CC: This may be an impossible question to answer, but you’ve led me there with this talk of classics and masterpieces: If you could only hold up one short story by another author as the exemplar of what you might hope to achieve in your writing, what would it be?
SO: You’re right, it is an impossible question to answer. You love different stories for different reasons. But it’s hard to go past Boule de Suif by Guy de Maupassant [CC: interested readers can find an English version online here] for the depth of emotion it provokes in the reader. Well, this reader anyway. The perils of self-deceit and the potential for cruelty in all of us are exposed in a brutal, devastating way.

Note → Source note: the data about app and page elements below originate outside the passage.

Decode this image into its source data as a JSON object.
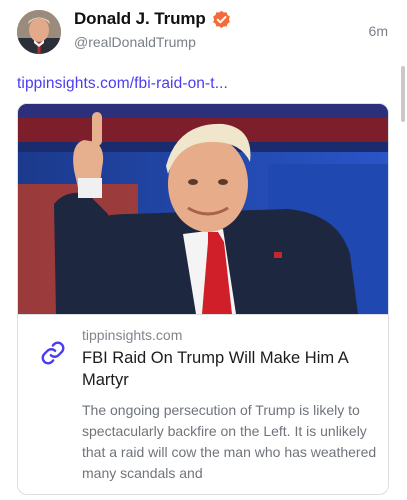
{
  "post": {
    "display_name": "Donald J. Trump",
    "handle": "@realDonaldTrump",
    "timestamp": "6m",
    "link_text": "tippinsights.com/fbi-raid-on-t...",
    "verified_icon": "verified-badge-icon",
    "accent_color": "#4a3df0",
    "badge_color": "#f26b3a"
  },
  "card": {
    "domain": "tippinsights.com",
    "title": "FBI Raid On Trump Will Make Him A Martyr",
    "description": "The ongoing persecution of Trump is likely to spectacularly backfire on the Left. It is unlikely that a raid will cow the man who has weathered many scandals and",
    "link_icon": "link-icon",
    "image_subject": "photo-thumbs-up"
  }
}
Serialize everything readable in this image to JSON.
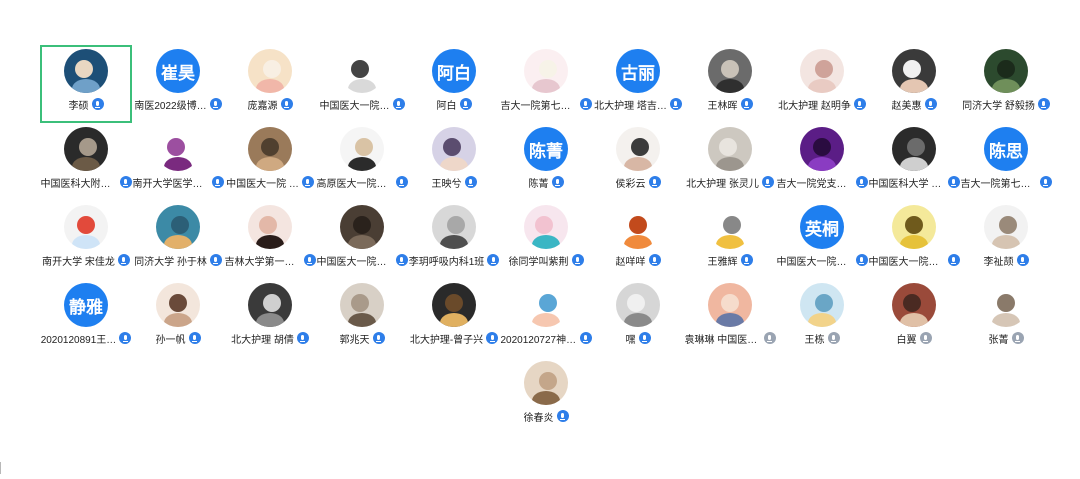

CC: You know what, I hadn’t read that story until you mentioned it. So thanks. It’s definitely one of the best long short stories (10,000+ words) I’ve read. Writers thinking about entering the new ‘The Long and the Short of it’ competition run by Unity Books (specifically the ‘Long’ section) would do well to study the way Maupassant paces and layers a story.

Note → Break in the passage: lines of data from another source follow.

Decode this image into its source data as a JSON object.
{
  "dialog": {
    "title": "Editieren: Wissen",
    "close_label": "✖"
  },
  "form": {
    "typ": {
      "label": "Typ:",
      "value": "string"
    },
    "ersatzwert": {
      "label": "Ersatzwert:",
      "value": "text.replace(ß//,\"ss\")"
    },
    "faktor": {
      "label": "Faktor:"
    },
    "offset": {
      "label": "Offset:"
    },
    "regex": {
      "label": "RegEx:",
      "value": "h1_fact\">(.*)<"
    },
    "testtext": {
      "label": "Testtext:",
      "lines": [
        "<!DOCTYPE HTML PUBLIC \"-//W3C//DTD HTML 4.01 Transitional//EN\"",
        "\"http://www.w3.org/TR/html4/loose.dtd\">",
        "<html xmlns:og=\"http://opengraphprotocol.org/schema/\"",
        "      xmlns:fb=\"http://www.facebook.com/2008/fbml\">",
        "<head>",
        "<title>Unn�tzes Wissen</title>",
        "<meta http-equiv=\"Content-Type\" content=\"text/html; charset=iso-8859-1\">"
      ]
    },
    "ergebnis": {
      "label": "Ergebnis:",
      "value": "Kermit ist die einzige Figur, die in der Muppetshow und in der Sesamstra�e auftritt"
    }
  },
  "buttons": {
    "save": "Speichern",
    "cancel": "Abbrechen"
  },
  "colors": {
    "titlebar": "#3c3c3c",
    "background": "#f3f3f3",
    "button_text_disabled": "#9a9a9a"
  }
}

Continuing with the French theme, I know that you spent several years living in France and you've used this experience at least once in your fiction ('The Hangi' in Etiquette describes the experience of a Kiwi couple who attempt to put on a hangi for their French friends). But I wonder in what other ways your time in
France — not only away from but surrounded by another language — has influenced your writing? New Zealand
SO: We lived in
for four years in the mid-90s and had two of our three children there. The actual detail of living there – the anecdotes that can grow into short stories – is fading now, I can’t imagine writing another ‘The Hangi’ for example. France
But any significant period in another country sharpens your perception of difference and your self-awareness, as well as awareness of the idiosyncrasies of your own culture. I don’t think writers lose that edge – I’ve noticed it in your own book Craig, the terrific cultural friction that you’ve mined from your recent travels.
Certainly, the gaps in understanding between people are ripe territory for writing. The other aspect is actual language – the importance of words chosen, the importance of silence between words. Living in another country, speaking another language for long enough for it to become the language you dream in, these experiences all help you empathise with, rather than judge, your characters.
CC: You’ve been through the process of writing a book, having it published, promoting it and receiving reviews, and now you’re in the first part of your next revolution. What do you find the scariest part about being a writer?
SO: I’d have to say the review process. It’s one thing to write a book. It’s another thing to suddenly realise that people might read it. The next step – a publicly-aired review – is truly terrifying. You get to the end of the review period relatively undamaged emotionally, and vow you will never walk that tightrope again. Then you start thinking about an idea…
CC: Well, I hope you continue to walk that tightrope (and remain ‘relatively undamaged’) for years to come.